**Provided records:**
+===+

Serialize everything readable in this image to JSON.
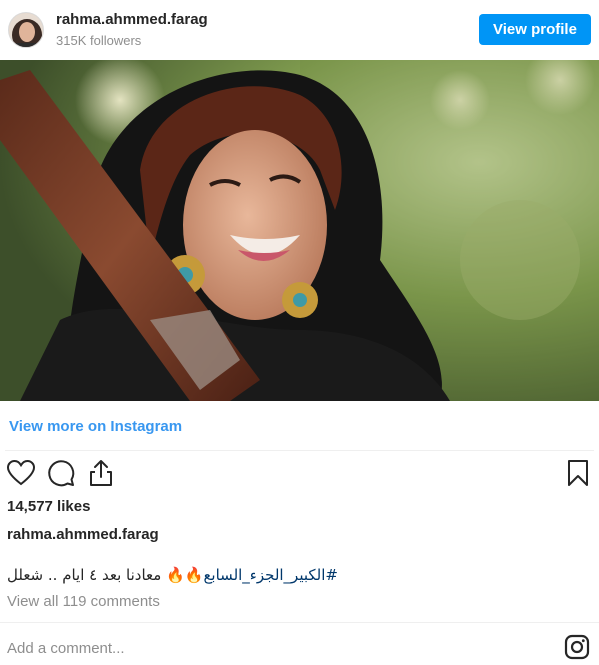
{
  "header": {
    "username": "rahma.ahmmed.farag",
    "followers": "315K followers",
    "view_profile_label": "View profile"
  },
  "post": {
    "view_more_label": "View more on Instagram",
    "likes": "14,577 likes",
    "author": "rahma.ahmmed.farag",
    "caption_tag": "#الكبير_الجزء_السابع",
    "caption_rest": "🔥🔥 معادنا بعد ٤ ايام .. شعلل",
    "view_comments_label": "View all 119 comments"
  },
  "comment": {
    "placeholder": "Add a comment..."
  },
  "icons": {
    "like": "heart-icon",
    "comment": "comment-icon",
    "share": "share-icon",
    "save": "bookmark-icon",
    "instagram": "instagram-icon"
  },
  "colors": {
    "accent": "#0095f6",
    "link": "#3897f0",
    "muted": "#8e8e8e"
  }
}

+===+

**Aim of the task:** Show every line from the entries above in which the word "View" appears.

**Completed task:**
    "view_profile_label": "View profile"
    "view_more_label": "View more on Instagram",
    "view_comments_label": "View all 119 comments"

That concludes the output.